“Although the policy arguments for extending marriage to same-sex couples may be compelling, the legal arguments for requiring such an extension are not,” Roberts wrote. “The fundamental right to marry does not include a right to make a State change its definition of marriage.”

Alabama Attorney General Luther Strange issued a statement, saying that the state would follow “the law of the land.”

“Today the United States Supreme Court overturned centuries of tradition and the will of the citizens of a majority of the States in declaring that Alabama and the rest of the nation must legally recognize same-sex marriage ,” Strange said. “While I do not agree with the opinion of the majority of the justices in their decision, I acknowledge that the U.S. Supreme Court’s ruling is now the law of the land. Short of the passage of a Constitutional Amendment protecting marriage as between one man and one woman, the U.S. Supreme Court has the final say.

“But while the states are now required to recognize same-sex marriage, I expect the focus will now turn to the exercise of one’s religious liberty. I will continue to defend the religious liberties of Alabamians and ensure that people and businesses honoring their religious beliefs are protected.”

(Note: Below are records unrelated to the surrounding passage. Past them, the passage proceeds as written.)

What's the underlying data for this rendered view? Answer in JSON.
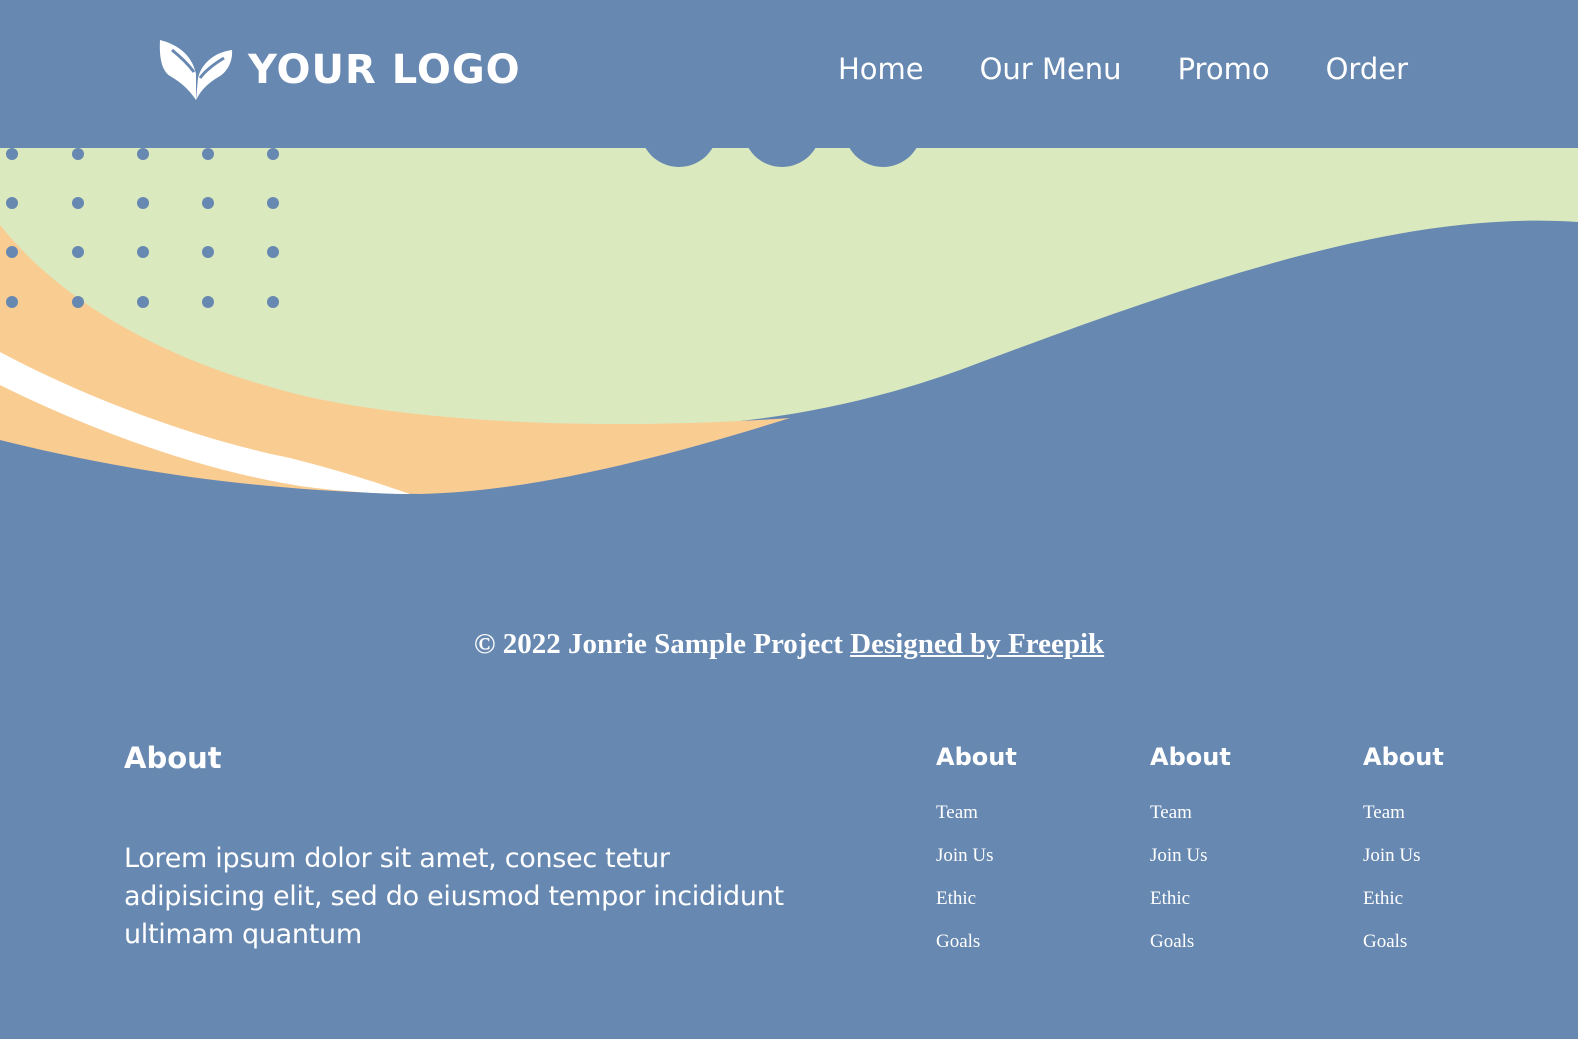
{
  "header": {
    "logo_text": "YOUR LOGO",
    "nav": [
      "Home",
      "Our Menu",
      "Promo",
      "Order"
    ]
  },
  "copyright": {
    "text": "© 2022 Jonrie Sample Project ",
    "link_text": "Designed by Freepik"
  },
  "footer": {
    "about": {
      "title": "About",
      "body": "Lorem ipsum dolor sit amet, consec tetur adipisicing elit, sed do eiusmod tempor incididunt ultimam quantum"
    },
    "columns": [
      {
        "title": "About",
        "links": [
          "Team",
          "Join Us",
          "Ethic",
          "Goals"
        ]
      },
      {
        "title": "About",
        "links": [
          "Team",
          "Join Us",
          "Ethic",
          "Goals"
        ]
      },
      {
        "title": "About",
        "links": [
          "Team",
          "Join Us",
          "Ethic",
          "Goals"
        ]
      }
    ]
  },
  "colors": {
    "primary_blue": "#6788b1",
    "light_green": "#dbe9bf",
    "peach": "#f9cc92",
    "white": "#ffffff"
  }
}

U.S. Rep. Bradley Byrne, R-Ala., who represents Escambia County and the 1st Congressional District, also expressed his concern about the Supreme Court’s decision.

“I have always believed that marriage should be defined as the union between one man and one woman,” Byrne said. “I believe today’s decision threatens what should be exclusive state jurisdiction over matters pertaining to marriage.”